In honor of Women’s History Month, we present 31 Days of Revolutionary Women: a series of daily essays documenting, honoring and celebrating powerful women who inspire us in South Seattle and beyond.
by Reagan Jackson
Her name was Septima Clark. She was an educator and a civil rights activist. It is her striking profile that graces the cover of “I Dream a World: Portraits of Black Women Who Changed America.”
If you’ve seen the book, you know the picture I’m talking about. It’s a close up of Clark’s face, her silver hair braided back, her chin tilted high. It’s a face that has seen a lot of life. Though uncrowned, she has the regal bearing that wisdom brings.
That book lived on the coffee table in the living room of both my mother’s house and my grandmother’s house for years. Clark’s face is just one of the indelible images printed on my psyche, an image of strength, of resolve, of perseverance.

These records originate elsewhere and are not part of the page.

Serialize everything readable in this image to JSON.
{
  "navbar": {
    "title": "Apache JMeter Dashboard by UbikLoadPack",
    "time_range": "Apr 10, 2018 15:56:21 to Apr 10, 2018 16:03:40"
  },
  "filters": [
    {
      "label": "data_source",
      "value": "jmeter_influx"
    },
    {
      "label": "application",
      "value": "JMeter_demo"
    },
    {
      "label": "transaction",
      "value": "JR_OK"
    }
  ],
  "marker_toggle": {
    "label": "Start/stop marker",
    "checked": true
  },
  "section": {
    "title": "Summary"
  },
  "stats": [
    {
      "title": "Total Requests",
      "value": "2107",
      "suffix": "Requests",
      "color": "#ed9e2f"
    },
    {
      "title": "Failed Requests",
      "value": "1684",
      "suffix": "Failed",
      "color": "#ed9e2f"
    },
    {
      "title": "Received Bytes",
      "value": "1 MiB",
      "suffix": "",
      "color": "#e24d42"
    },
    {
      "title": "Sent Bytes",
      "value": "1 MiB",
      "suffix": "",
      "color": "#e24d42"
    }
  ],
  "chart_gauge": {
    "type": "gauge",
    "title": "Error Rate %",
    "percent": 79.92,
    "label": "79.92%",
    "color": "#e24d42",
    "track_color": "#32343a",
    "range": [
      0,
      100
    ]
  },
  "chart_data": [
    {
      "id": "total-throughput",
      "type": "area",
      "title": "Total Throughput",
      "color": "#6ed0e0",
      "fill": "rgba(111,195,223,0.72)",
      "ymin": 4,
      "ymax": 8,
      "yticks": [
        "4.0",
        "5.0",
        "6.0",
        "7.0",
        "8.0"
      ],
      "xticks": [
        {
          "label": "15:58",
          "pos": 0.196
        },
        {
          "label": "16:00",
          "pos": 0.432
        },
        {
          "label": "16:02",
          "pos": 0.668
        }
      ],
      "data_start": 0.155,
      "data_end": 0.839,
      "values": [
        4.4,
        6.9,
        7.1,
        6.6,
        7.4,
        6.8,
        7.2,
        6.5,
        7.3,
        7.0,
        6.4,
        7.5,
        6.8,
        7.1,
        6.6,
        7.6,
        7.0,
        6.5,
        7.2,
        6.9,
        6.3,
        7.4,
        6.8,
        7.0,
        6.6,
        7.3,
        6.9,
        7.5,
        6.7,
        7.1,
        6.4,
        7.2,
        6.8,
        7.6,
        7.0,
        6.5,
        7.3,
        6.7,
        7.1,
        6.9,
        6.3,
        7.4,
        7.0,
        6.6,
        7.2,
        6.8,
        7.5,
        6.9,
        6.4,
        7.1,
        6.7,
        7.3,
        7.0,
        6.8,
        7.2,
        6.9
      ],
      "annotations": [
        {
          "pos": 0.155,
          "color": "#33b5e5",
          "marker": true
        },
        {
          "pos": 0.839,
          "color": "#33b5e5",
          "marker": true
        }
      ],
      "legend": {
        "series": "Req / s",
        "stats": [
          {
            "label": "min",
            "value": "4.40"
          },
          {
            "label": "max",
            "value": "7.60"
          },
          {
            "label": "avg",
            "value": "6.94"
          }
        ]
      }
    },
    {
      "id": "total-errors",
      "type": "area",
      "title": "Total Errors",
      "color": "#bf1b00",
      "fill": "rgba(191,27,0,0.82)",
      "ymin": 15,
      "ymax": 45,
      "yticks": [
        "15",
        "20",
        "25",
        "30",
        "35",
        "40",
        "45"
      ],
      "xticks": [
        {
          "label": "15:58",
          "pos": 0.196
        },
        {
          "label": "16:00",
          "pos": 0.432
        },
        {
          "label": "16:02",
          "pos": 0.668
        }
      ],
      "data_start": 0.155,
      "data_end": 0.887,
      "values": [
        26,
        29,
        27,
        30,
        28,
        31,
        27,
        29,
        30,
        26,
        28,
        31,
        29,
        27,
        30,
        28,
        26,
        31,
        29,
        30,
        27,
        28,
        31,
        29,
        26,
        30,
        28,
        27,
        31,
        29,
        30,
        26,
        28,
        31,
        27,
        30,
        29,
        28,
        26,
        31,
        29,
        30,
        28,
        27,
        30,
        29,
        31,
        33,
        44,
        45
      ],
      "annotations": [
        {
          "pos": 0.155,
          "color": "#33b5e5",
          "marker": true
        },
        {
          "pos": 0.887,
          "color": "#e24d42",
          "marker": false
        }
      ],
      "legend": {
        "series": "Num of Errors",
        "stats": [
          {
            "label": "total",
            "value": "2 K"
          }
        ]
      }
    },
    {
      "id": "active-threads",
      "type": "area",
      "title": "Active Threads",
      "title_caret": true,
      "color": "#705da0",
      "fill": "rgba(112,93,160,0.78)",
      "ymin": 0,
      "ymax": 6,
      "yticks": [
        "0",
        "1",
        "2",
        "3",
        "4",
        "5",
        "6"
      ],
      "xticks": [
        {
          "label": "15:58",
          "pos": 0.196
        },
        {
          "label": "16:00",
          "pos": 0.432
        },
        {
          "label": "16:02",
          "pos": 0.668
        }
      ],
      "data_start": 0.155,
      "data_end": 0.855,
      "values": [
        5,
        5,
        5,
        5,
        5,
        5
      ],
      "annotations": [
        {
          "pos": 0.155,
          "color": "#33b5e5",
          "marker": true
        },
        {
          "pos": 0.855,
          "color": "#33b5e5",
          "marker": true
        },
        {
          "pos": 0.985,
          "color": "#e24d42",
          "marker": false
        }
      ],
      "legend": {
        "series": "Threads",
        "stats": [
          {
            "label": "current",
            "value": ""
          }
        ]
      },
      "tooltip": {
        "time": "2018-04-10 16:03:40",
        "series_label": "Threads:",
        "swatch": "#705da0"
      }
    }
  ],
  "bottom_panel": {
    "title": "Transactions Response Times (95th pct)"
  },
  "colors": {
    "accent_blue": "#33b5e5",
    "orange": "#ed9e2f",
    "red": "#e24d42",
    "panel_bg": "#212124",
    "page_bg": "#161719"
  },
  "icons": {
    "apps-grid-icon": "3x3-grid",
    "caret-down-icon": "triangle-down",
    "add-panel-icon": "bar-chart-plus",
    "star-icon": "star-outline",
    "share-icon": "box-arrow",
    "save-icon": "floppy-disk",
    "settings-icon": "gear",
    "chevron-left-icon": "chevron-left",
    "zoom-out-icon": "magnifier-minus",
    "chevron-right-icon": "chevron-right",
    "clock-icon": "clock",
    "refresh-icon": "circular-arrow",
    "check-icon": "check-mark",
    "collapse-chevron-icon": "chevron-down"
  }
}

I often thumbed through the book, sometimes just looking at the stunning black and white portraits, sometimes reading the stories of women like Shirley Chisolm, Althea Gibson, Elizabeth Cotton, Marianne Anderson, and Winson and Dovie Hudson.

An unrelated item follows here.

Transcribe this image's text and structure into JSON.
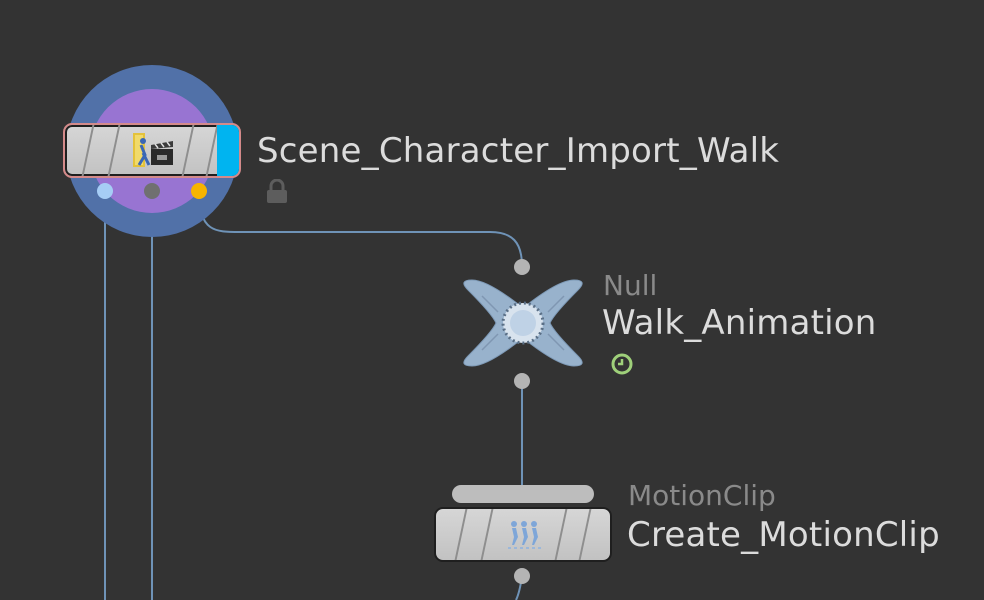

My mother was very intentional about surrounding me with stories of amazing women, especially black women. As a black feminist scholar it was not only her job, but also her calling to do the work of moving black women’s history from the margins to the center. But I also think she did this to make me stronger and to give me purpose. I knew that I wanted to be worthy of the sacrifices those women made to make America better. I also wanted to be able to look back when I was old and wise on my own body of work and know that I had grown up to be a woman whose contributions changed America.
The work continues. It’s 2017 and women still earn less on the dollar than their male counterparts. We are beset by roadblocks and seemingly insurmountable oppression on all sides, from inequitable educational resources to sexual assault to the concerted campaign to dismantle Planned Parenthood and every law guaranteeing women the rights to our own bodies. The struggle is real. Now more than ever we need stories to feed our spirits when the work feels overwhelming.

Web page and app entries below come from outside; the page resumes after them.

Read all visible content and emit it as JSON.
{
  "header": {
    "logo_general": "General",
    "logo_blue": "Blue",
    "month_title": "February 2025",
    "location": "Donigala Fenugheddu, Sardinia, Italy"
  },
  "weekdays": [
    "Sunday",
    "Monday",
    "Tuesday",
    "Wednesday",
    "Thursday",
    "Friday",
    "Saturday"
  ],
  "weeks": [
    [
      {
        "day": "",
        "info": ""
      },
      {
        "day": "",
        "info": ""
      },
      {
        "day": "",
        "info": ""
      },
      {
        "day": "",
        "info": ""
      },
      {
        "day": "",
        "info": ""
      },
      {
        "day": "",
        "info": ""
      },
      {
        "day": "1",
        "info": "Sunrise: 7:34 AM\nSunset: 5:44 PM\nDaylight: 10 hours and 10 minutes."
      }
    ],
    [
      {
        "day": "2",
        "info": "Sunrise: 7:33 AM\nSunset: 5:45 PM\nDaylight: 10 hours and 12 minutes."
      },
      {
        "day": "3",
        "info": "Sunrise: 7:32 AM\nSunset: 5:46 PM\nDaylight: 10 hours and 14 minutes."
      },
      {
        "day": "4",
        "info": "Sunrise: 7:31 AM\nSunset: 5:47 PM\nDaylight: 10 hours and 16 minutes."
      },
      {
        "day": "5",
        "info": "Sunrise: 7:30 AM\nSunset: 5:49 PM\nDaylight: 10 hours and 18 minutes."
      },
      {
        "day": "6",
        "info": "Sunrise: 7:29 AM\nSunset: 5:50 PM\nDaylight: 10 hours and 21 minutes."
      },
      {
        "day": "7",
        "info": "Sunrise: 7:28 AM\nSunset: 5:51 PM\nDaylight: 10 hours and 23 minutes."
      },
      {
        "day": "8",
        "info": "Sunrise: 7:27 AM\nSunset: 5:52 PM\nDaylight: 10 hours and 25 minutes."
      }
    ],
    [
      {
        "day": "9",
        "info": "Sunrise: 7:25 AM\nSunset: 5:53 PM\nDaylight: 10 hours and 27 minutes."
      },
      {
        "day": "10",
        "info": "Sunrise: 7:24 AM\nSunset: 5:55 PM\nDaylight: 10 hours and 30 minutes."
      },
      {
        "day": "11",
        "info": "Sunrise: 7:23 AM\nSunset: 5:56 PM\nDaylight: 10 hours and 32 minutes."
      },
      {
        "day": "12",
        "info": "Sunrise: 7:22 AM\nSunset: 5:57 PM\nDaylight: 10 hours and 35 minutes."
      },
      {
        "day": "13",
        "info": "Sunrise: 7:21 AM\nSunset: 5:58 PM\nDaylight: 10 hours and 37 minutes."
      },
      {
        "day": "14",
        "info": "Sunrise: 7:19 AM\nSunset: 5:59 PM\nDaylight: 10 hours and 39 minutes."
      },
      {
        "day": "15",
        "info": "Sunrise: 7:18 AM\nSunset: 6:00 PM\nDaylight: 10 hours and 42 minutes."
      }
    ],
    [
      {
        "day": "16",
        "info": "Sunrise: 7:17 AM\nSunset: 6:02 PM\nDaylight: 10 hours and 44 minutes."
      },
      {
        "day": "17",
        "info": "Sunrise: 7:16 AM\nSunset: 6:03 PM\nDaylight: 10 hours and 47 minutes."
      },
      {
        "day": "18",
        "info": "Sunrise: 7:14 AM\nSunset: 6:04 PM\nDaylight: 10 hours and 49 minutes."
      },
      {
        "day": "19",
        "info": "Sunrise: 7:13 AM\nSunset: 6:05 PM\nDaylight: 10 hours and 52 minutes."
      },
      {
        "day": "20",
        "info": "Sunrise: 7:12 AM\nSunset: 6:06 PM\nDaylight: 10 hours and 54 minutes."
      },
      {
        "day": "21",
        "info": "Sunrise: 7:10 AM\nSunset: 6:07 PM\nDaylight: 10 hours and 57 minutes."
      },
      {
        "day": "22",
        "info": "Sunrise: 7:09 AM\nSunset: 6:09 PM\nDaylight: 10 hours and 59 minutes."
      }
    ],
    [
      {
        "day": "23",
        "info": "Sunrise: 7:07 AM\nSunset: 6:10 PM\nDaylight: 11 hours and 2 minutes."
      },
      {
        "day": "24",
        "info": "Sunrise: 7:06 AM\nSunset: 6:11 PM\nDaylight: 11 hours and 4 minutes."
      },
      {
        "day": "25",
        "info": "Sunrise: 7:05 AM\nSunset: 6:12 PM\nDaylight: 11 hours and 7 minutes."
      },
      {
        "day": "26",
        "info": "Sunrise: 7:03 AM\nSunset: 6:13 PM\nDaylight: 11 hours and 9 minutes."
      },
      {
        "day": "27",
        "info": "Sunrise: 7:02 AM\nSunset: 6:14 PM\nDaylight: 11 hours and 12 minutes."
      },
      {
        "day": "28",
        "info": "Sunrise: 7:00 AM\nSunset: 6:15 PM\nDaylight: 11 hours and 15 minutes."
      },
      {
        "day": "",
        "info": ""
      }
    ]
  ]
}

In a short memoir piece written by my grandmother, she talked about her mother’s mantra, “one monkey don’t stop the show.” That phrase has become both an inside joke and a family philosophy. It means that if someone dares to block your path, you find a way around them. You make a mockery of their audacity. You do what you must to ensure your show goes on.
When my grandmother graduated from the University of Iowa and was told there was no space for black teachers in the DesMoines Public School System, she moved to North Carolina for a year to teach. When she later returned to Iowa, though still unable to teach in K-12, she found work with Teacher Corp and ended up not only getting her Masters Degree, but also becoming a trainer of teachers. Eventually she went on to become a middle school English teacher in the very same school district that had previously denied her employment.
It was her steely resolve to aim high and hold her aim (another family motto) coupled with community support and creative visioning that helped her make a way out of no way. Now when I am faced with challenges and untenable situations I call upon her and all my ancestors for their strength and wisdom.
I draw upon their life stories as reminders that I am not alone. I am not the first to encounter challenges, nor will I be the last. But the perseverance of women (especially black women) is also nothing new. It is our legacy, inherent in the very fabric of our DNA.
Now more than ever this legacy must be explored and celebrated. We must tell our stories to stoke the fires of our collective inspiration. If the Women’s March taught us anything it’s that there is power in the collective. Well, there is also power in collective memory.
For the next 31 days girls and women in our community will share stories about their favorite revolutionary women in honor of women’s history month. We all know a month is insufficient and that we could (and maybe even should) spend years doing this, but let us start where we are and do what we can.
Tune in to read stories of brilliance, innovation, bravery, resistance and resilience. And in their stories find the strength to forge your own.
Reagan Jackson is a writer, artist, activist, international educator and award winning journalist. She is also the Program Manager for Young Women Empowered. Her self published works include two children’s books (Coco LaSwish: A Fish from a Different Rainbow and Coco LaSwish: When Rainbows Go Blue) and three collections of poetry (God, Hair, Love, and America, Love and Guatemala, and Summoning Unicorns). To find out more check her out at www.rejjarts.com.
featured image is the original work of Monica Mendoza-Castrejòn